I believe that virtually all of us have eating disorders. There is too much significance on the moral, psychological and sociological issues about the way people eat and what they weigh.

Men included here. Yes, men you can’t lie about worrying about your body image or how healthy you are and comparing yourself to your mates or magazines etc. Or even the older men and their beer bell’s! It’s a fact, male eating disorders (and these are the recorded and diagnosed ones – many go un-recorded) are on the rise. This includes bulimia and anorexia. Furthermore, there has been a notable rise in teenage boys and the abuse of steroids and laxatives. Men say its nonsense!- it’s a female issue. But I’ve witnessed, being a model and going to the gym a lot, it is not. Men suffer from body image issues as well.

And what about our perception of fat and thin people?

The general view is fat= a sloth, lazy, gluttony, no self respect, no self worth, no self esteem, stupidity….where has this come from!? I know very clever fat people and ones who actually have high self esteem!
We assume fat people are miserable. And to make matters worse we moan about the space they take up on trains, buses, aeroplanes, the cost of the NHS for them. That’s a hell of a lot to assume and judge about someone who carries some extra weight! A lot of negative.
And its just as bad for thin people. Thin= weak, feeble, joyless, we associate them with vanity, even bitterness, those poor skeletal creatures, “they think they look great but look awful”.

Society makes assumptions that size is equal to virtue. A trim, fit physique = healthy and attractive and Admirable.
These moral qualities are dimensions which we associate with a trim figure. Qualities that are enviable – self esteem, drive, power, self possession, determination- even career success!

Meeting up with a friend who you haven’t seen for a long time and you notice they have put on a considerable amount of weight: the majority of us would assume they are unhappy- have they lost their job? Or their marriage broken down? – or something else significant which has caused them to gain weight – but we assume that it would be something bad – not good – and that they are unhappy.

But who are the biggest victims? OURSELVES. We believe this, we follow this, follow the diets, the media, the cheap fast and junk food available. The ridiculous amount of mental energy we use debating whether we should have another slice of pizza, another biscuit, berating ourselves for it and vowing to start the ‘liquid’ diet tomorrow!

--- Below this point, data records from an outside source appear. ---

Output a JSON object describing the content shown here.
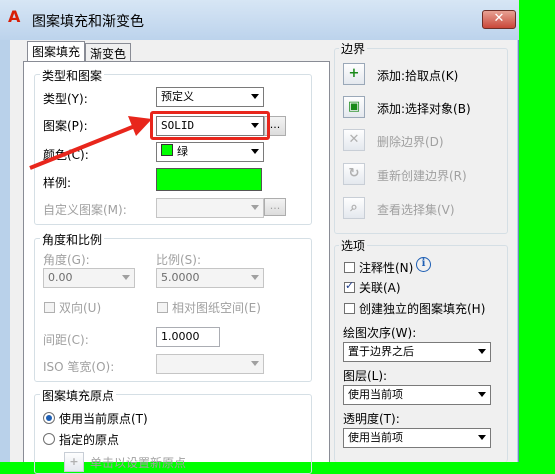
{
  "window": {
    "title": "图案填充和渐变色",
    "close_label": "✕",
    "logo_letter": "A"
  },
  "tabs": [
    {
      "label": "图案填充"
    },
    {
      "label": "渐变色"
    }
  ],
  "type_pattern": {
    "group_label": "类型和图案",
    "type_label": "类型(Y):",
    "type_value": "预定义",
    "pattern_label": "图案(P):",
    "pattern_value": "SOLID",
    "pattern_browse": "...",
    "color_label": "颜色(C):",
    "color_value": "绿",
    "swatch_label": "样例:",
    "swatch_color": "#00ff00",
    "custom_label": "自定义图案(M):",
    "custom_value": "",
    "custom_browse": "..."
  },
  "angle_scale": {
    "group_label": "角度和比例",
    "angle_label": "角度(G):",
    "angle_value": "0.00",
    "scale_label": "比例(S):",
    "scale_value": "5.0000",
    "double_label": "双向(U)",
    "relative_label": "相对图纸空间(E)",
    "spacing_label": "间距(C):",
    "spacing_value": "1.0000",
    "iso_label": "ISO 笔宽(O):",
    "iso_value": ""
  },
  "origin": {
    "group_label": "图案填充原点",
    "use_current_label": "使用当前原点(T)",
    "specified_label": "指定的原点",
    "click_set_label": "单击以设置新原点"
  },
  "boundary": {
    "group_label": "边界",
    "add_pick_label": "添加:拾取点(K)",
    "add_select_label": "添加:选择对象(B)",
    "remove_label": "删除边界(D)",
    "recreate_label": "重新创建边界(R)",
    "view_label": "查看选择集(V)"
  },
  "options": {
    "group_label": "选项",
    "annotative_label": "注释性(N)",
    "associative_label": "关联(A)",
    "associative_checked": true,
    "separate_label": "创建独立的图案填充(H)",
    "draw_order_label": "绘图次序(W):",
    "draw_order_value": "置于边界之后",
    "layer_label": "图层(L):",
    "layer_value": "使用当前项",
    "transparency_label": "透明度(T):",
    "transparency_value": "使用当前项"
  },
  "annotation": {
    "color": "#e8261c"
  }
}
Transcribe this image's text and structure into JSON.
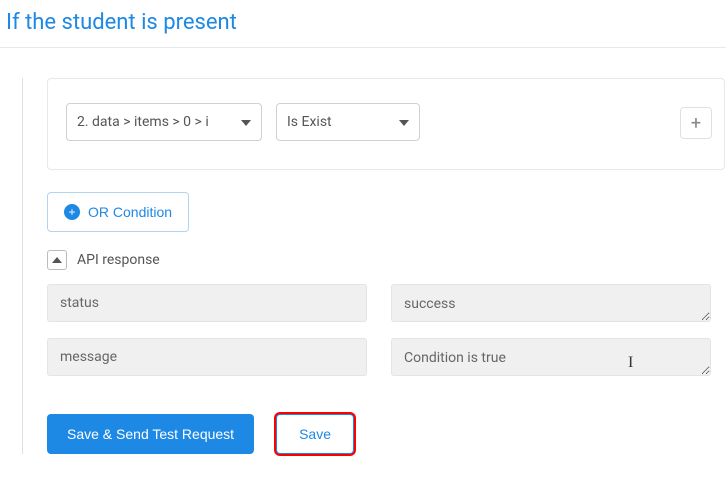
{
  "title": "If the student is present",
  "condition": {
    "field_select": "2. data > items > 0 > i",
    "operator": "Is Exist"
  },
  "or_button": "OR Condition",
  "api_response": {
    "heading": "API response",
    "rows": [
      {
        "key": "status",
        "value": "success"
      },
      {
        "key": "message",
        "value": "Condition is true"
      }
    ]
  },
  "actions": {
    "save_send": "Save & Send Test Request",
    "save": "Save"
  }
}
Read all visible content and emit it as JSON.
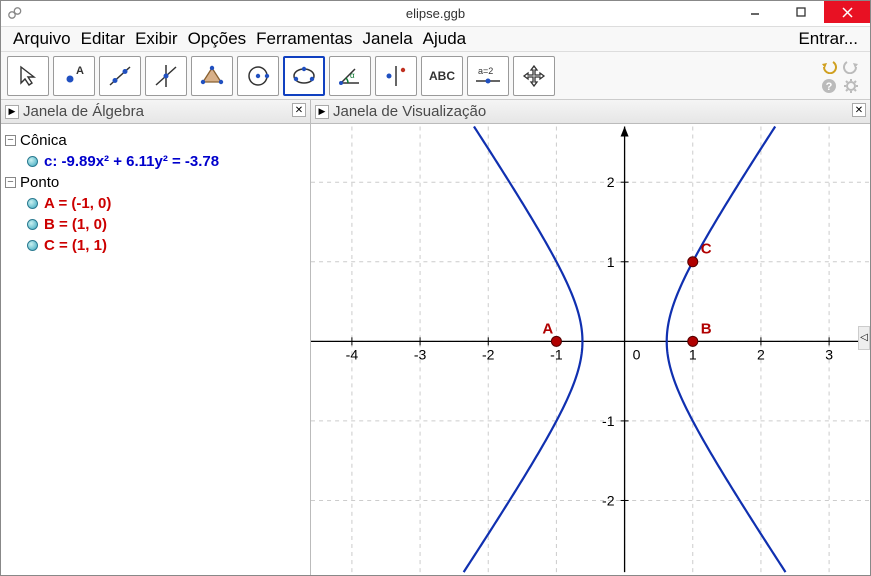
{
  "window": {
    "title": "elipse.ggb"
  },
  "menubar": {
    "items": [
      "Arquivo",
      "Editar",
      "Exibir",
      "Opções",
      "Ferramentas",
      "Janela",
      "Ajuda"
    ],
    "login": "Entrar..."
  },
  "toolbar": {
    "tools": [
      {
        "name": "move-tool",
        "selected": false
      },
      {
        "name": "point-tool",
        "selected": false
      },
      {
        "name": "line-tool",
        "selected": false
      },
      {
        "name": "perpendicular-tool",
        "selected": false
      },
      {
        "name": "polygon-tool",
        "selected": false
      },
      {
        "name": "circle-tool",
        "selected": false
      },
      {
        "name": "conic-tool",
        "selected": true
      },
      {
        "name": "angle-tool",
        "selected": false
      },
      {
        "name": "reflect-tool",
        "selected": false
      },
      {
        "name": "text-tool",
        "selected": false,
        "label": "ABC"
      },
      {
        "name": "slider-tool",
        "selected": false,
        "label": "a=2"
      },
      {
        "name": "move-view-tool",
        "selected": false
      }
    ]
  },
  "panels": {
    "algebra": {
      "title": "Janela de Álgebra"
    },
    "graphics": {
      "title": "Janela de Visualização"
    }
  },
  "algebra": {
    "categories": [
      {
        "name": "Cônica",
        "items": [
          {
            "kind": "conic",
            "label": "c: -9.89x² + 6.11y² = -3.78"
          }
        ]
      },
      {
        "name": "Ponto",
        "items": [
          {
            "kind": "point",
            "label": "A = (-1, 0)"
          },
          {
            "kind": "point",
            "label": "B = (1, 0)"
          },
          {
            "kind": "point",
            "label": "C = (1, 1)"
          }
        ]
      }
    ]
  },
  "chart_data": {
    "type": "conic-plot",
    "title": "",
    "xlabel": "",
    "ylabel": "",
    "xlim": [
      -4.6,
      3.6
    ],
    "ylim": [
      -2.9,
      2.7
    ],
    "x_ticks": [
      -4,
      -3,
      -2,
      -1,
      0,
      1,
      2,
      3
    ],
    "x_tick_labels": [
      "-4",
      "-3",
      "-2",
      "-1",
      "0",
      "1",
      "2",
      "3"
    ],
    "y_ticks": [
      -2,
      -1,
      1,
      2
    ],
    "y_tick_labels": [
      "-2",
      "-1",
      "1",
      "2"
    ],
    "origin_label": "0",
    "grid": true,
    "conic": {
      "name": "c",
      "equation_coeffs": {
        "xx": -9.89,
        "yy": 6.11,
        "rhs": -3.78
      },
      "type": "hyperbola",
      "a2": 0.382,
      "b2": 0.619,
      "color": "#1030b0"
    },
    "points": [
      {
        "name": "A",
        "x": -1,
        "y": 0,
        "color": "#b00000"
      },
      {
        "name": "B",
        "x": 1,
        "y": 0,
        "color": "#b00000"
      },
      {
        "name": "C",
        "x": 1,
        "y": 1,
        "color": "#b00000"
      }
    ]
  }
}
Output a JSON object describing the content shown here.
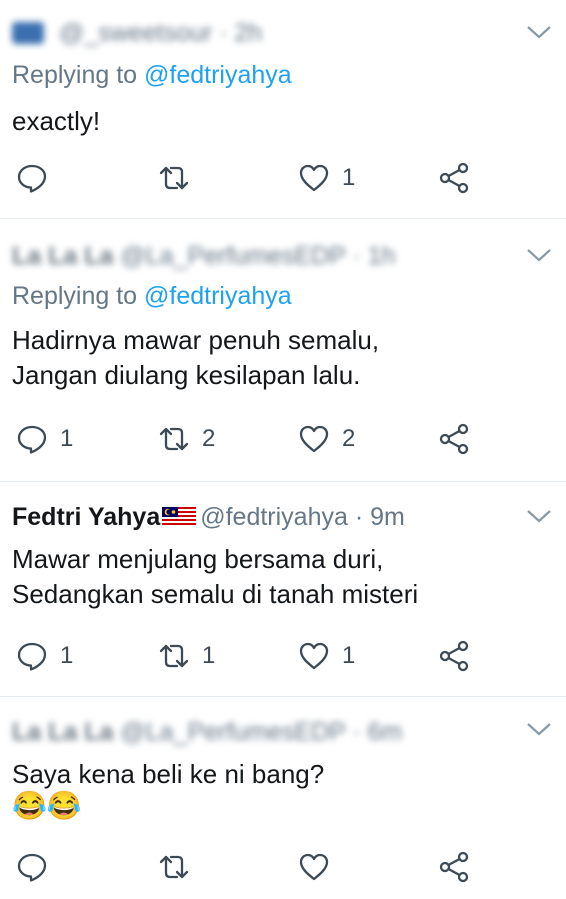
{
  "tweets": [
    {
      "author_name": "",
      "handle_line": "@_sweetsour · 2h",
      "replying_prefix": "Replying to",
      "replying_handle": "@fedtriyahya",
      "text_lines": [
        "exactly!"
      ],
      "emoji": "",
      "replies": "",
      "retweets": "",
      "likes": "1"
    },
    {
      "author_name": "La La La",
      "handle_line": "@La_PerfumesEDP · 1h",
      "replying_prefix": "Replying to",
      "replying_handle": "@fedtriyahya",
      "text_lines": [
        "Hadirnya mawar penuh semalu,",
        "Jangan diulang kesilapan lalu."
      ],
      "emoji": "",
      "replies": "1",
      "retweets": "2",
      "likes": "2"
    },
    {
      "author_name": "Fedtri Yahya",
      "handle_line": "@fedtriyahya · 9m",
      "replying_prefix": "",
      "replying_handle": "",
      "text_lines": [
        "Mawar menjulang bersama duri,",
        "Sedangkan semalu di tanah misteri"
      ],
      "emoji": "",
      "replies": "1",
      "retweets": "1",
      "likes": "1"
    },
    {
      "author_name": "La La La",
      "handle_line": "@La_PerfumesEDP · 6m",
      "replying_prefix": "",
      "replying_handle": "",
      "text_lines": [
        "Saya kena beli ke ni bang?"
      ],
      "emoji": "😂😂",
      "replies": "",
      "retweets": "",
      "likes": ""
    }
  ],
  "icons": {
    "reply": "reply-icon",
    "retweet": "retweet-icon",
    "like": "heart-icon",
    "share": "share-icon",
    "more": "chevron-down-icon"
  },
  "colors": {
    "link": "#1da1f2",
    "secondary_text": "#657786",
    "icon": "#3d4a55",
    "divider": "#e6ecf0"
  }
}
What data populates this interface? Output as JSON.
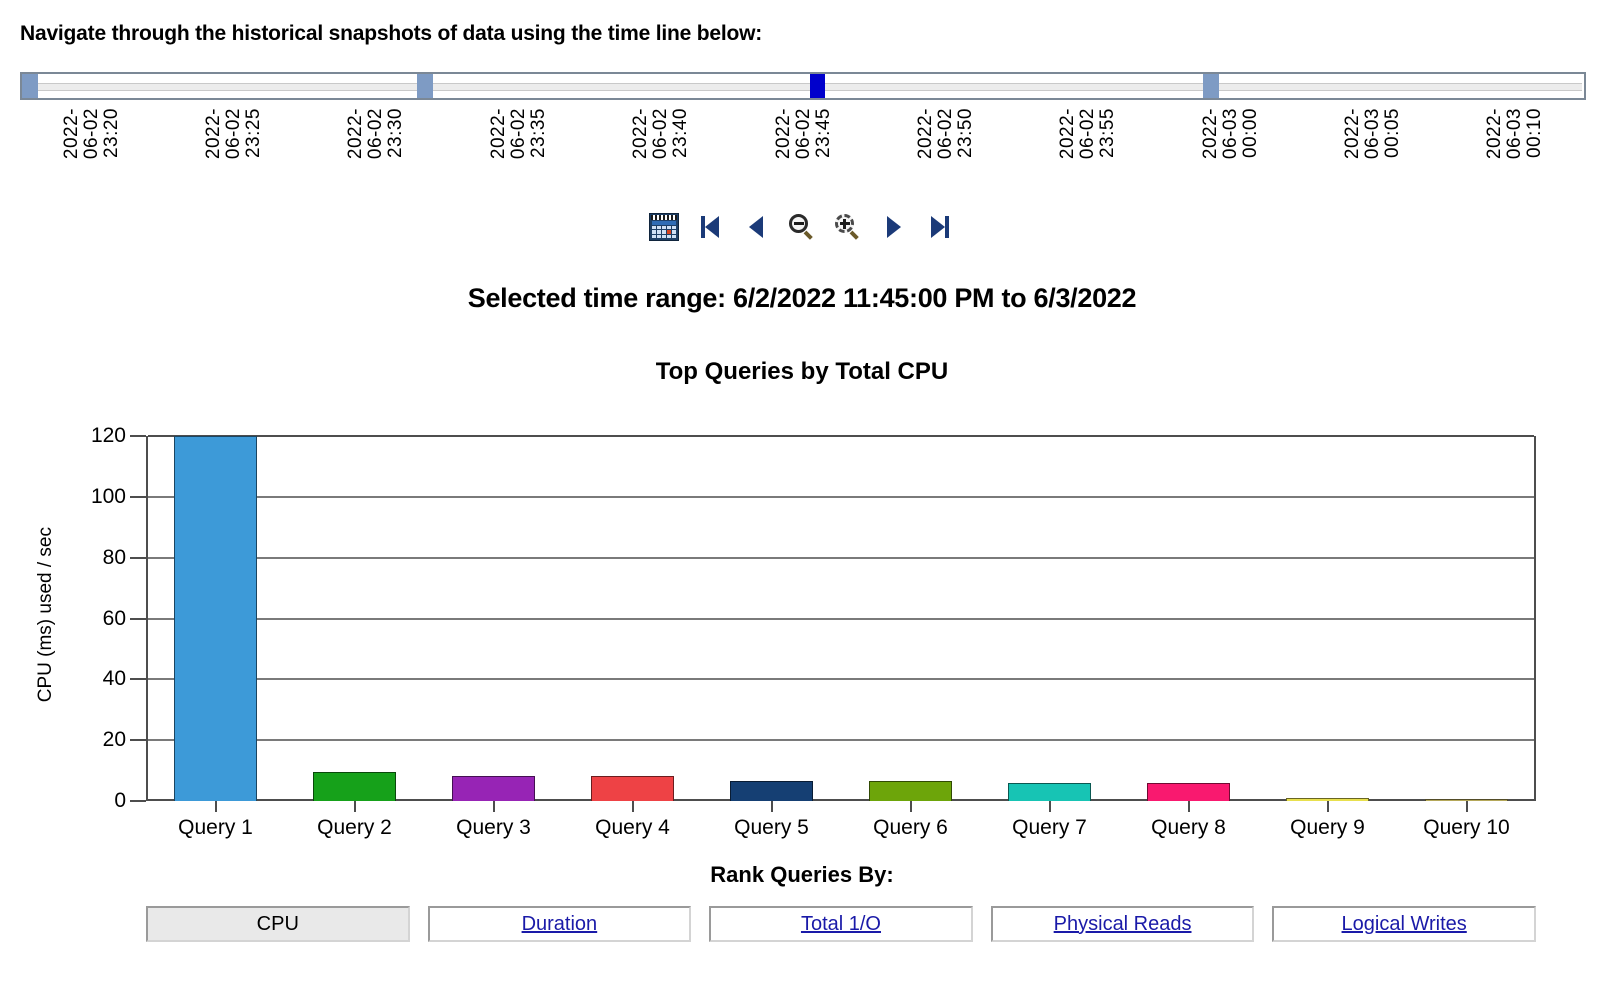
{
  "header": {
    "instruction": "Navigate through the historical snapshots of data using the time line below:"
  },
  "timeline": {
    "tick_labels": [
      {
        "date": "2022-",
        "month": "06-02",
        "time": "23:20"
      },
      {
        "date": "2022-",
        "month": "06-02",
        "time": "23:25"
      },
      {
        "date": "2022-",
        "month": "06-02",
        "time": "23:30"
      },
      {
        "date": "2022-",
        "month": "06-02",
        "time": "23:35"
      },
      {
        "date": "2022-",
        "month": "06-02",
        "time": "23:40"
      },
      {
        "date": "2022-",
        "month": "06-02",
        "time": "23:45"
      },
      {
        "date": "2022-",
        "month": "06-02",
        "time": "23:50"
      },
      {
        "date": "2022-",
        "month": "06-02",
        "time": "23:55"
      },
      {
        "date": "2022-",
        "month": "06-03",
        "time": "00:00"
      },
      {
        "date": "2022-",
        "month": "06-03",
        "time": "00:05"
      },
      {
        "date": "2022-",
        "month": "06-03",
        "time": "00:10"
      }
    ],
    "handles": [
      {
        "name": "handle-start",
        "left_pct": 0.0,
        "selected": false
      },
      {
        "name": "handle-mid-1",
        "left_pct": 25.2,
        "selected": false
      },
      {
        "name": "handle-selected",
        "left_pct": 50.3,
        "selected": true
      },
      {
        "name": "handle-mid-2",
        "left_pct": 75.4,
        "selected": false
      }
    ],
    "selected_color": "#0000cc",
    "handle_color": "#7e9bc4"
  },
  "toolbar": {
    "buttons": [
      {
        "icon": "calendar-icon",
        "label": "Calendar"
      },
      {
        "icon": "skip-to-start-icon",
        "label": "First snapshot"
      },
      {
        "icon": "previous-icon",
        "label": "Previous snapshot"
      },
      {
        "icon": "zoom-out-icon",
        "label": "Zoom out"
      },
      {
        "icon": "zoom-in-icon",
        "label": "Zoom in"
      },
      {
        "icon": "next-icon",
        "label": "Next snapshot"
      },
      {
        "icon": "skip-to-end-icon",
        "label": "Last snapshot"
      }
    ]
  },
  "selected_range": {
    "text": "Selected time range: 6/2/2022 11:45:00 PM to 6/3/2022"
  },
  "chart_data": {
    "type": "bar",
    "title": "Top Queries by Total CPU",
    "xlabel": "",
    "ylabel": "CPU (ms) used / sec",
    "ylim": [
      0,
      120
    ],
    "yticks": [
      0,
      20,
      40,
      60,
      80,
      100,
      120
    ],
    "grid": true,
    "legend": "none",
    "categories": [
      "Query 1",
      "Query 2",
      "Query 3",
      "Query 4",
      "Query 5",
      "Query 6",
      "Query 7",
      "Query 8",
      "Query 9",
      "Query 10"
    ],
    "values": [
      120,
      9.5,
      8.3,
      8.2,
      6.6,
      6.5,
      5.9,
      6.0,
      0.9,
      0.7
    ],
    "colors": [
      "#3d9ad8",
      "#16a11a",
      "#9724b5",
      "#ee4245",
      "#153f73",
      "#6da50a",
      "#17c4b4",
      "#f9196f",
      "#e8e04e",
      "#b5a85a"
    ]
  },
  "rank": {
    "title": "Rank Queries By:",
    "options": [
      {
        "label": "CPU",
        "active": true
      },
      {
        "label": "Duration",
        "active": false
      },
      {
        "label": "Total 1/O",
        "active": false
      },
      {
        "label": "Physical Reads",
        "active": false
      },
      {
        "label": "Logical Writes",
        "active": false
      }
    ]
  }
}
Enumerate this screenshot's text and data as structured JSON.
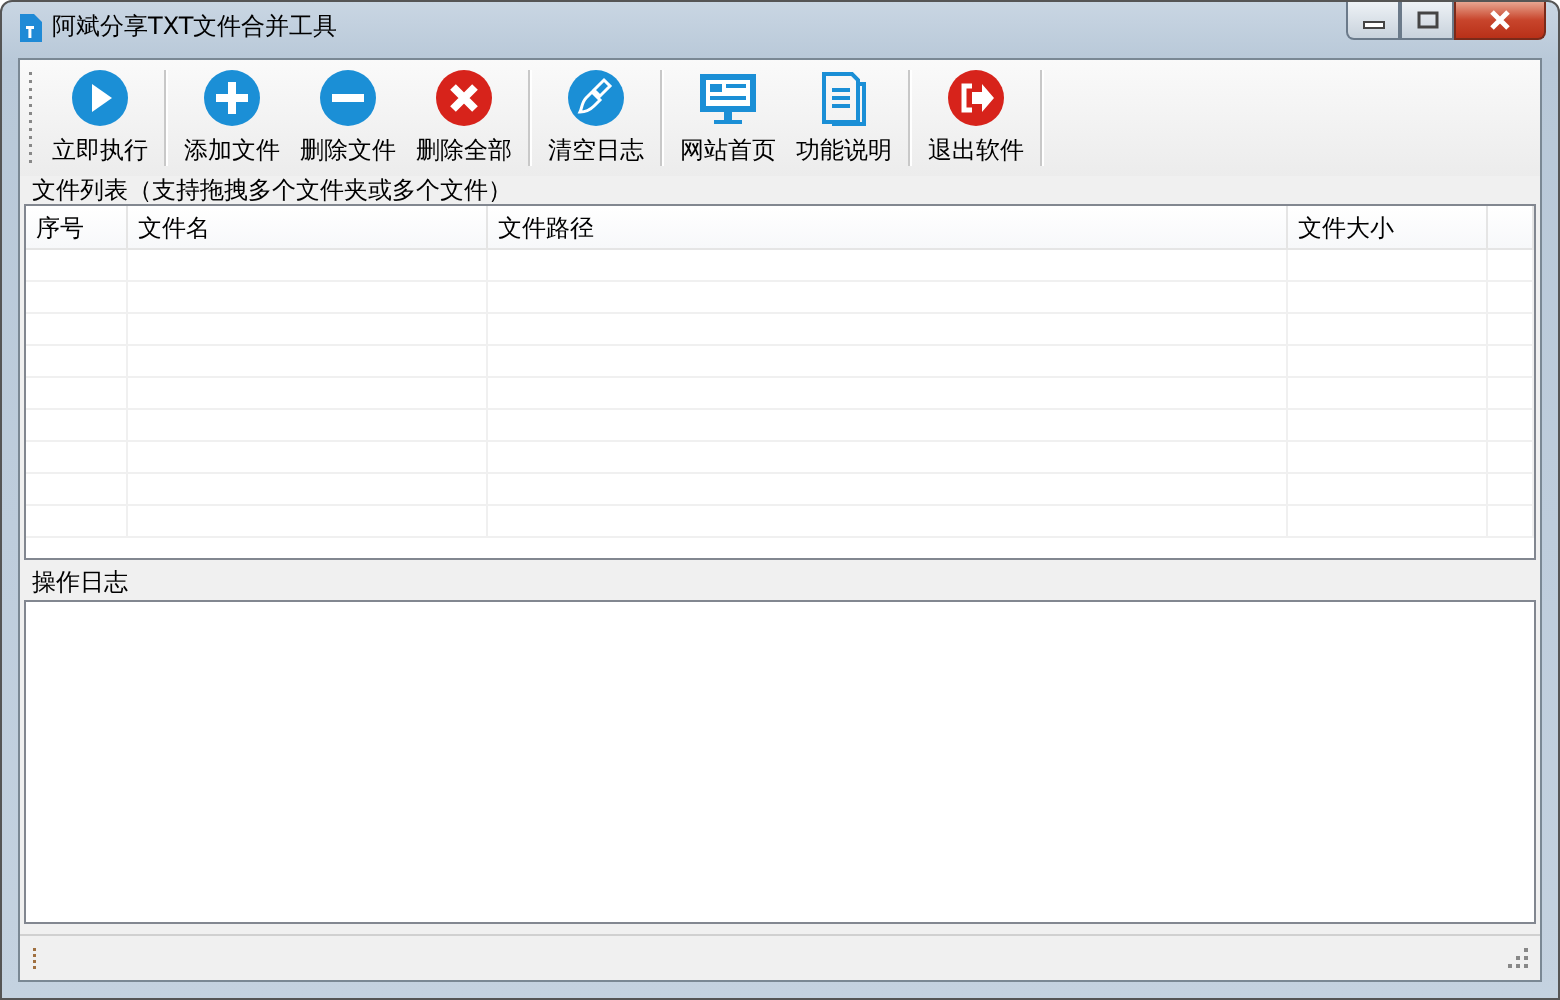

I find it heartbreaking how many people hate themselves over gaining a few pounds. It destroys our relationship with food, eating- anything in life as we are constantly thinking about it. But in the end fretting about it makes us consume more as food and weight is always on our minds.

This is why i think the obsession with obesity and diet is backfiring. If we were more oblivious about our relationship with food and how much we weigh we would not think about it as much- and we would keep us slim!



I hope you enjoy reading about my opinion on this topic. Please feel free to comment, however i have more entries to come where i will discuss more about what we can do to help the crisis we are in with health and obesity in the UK.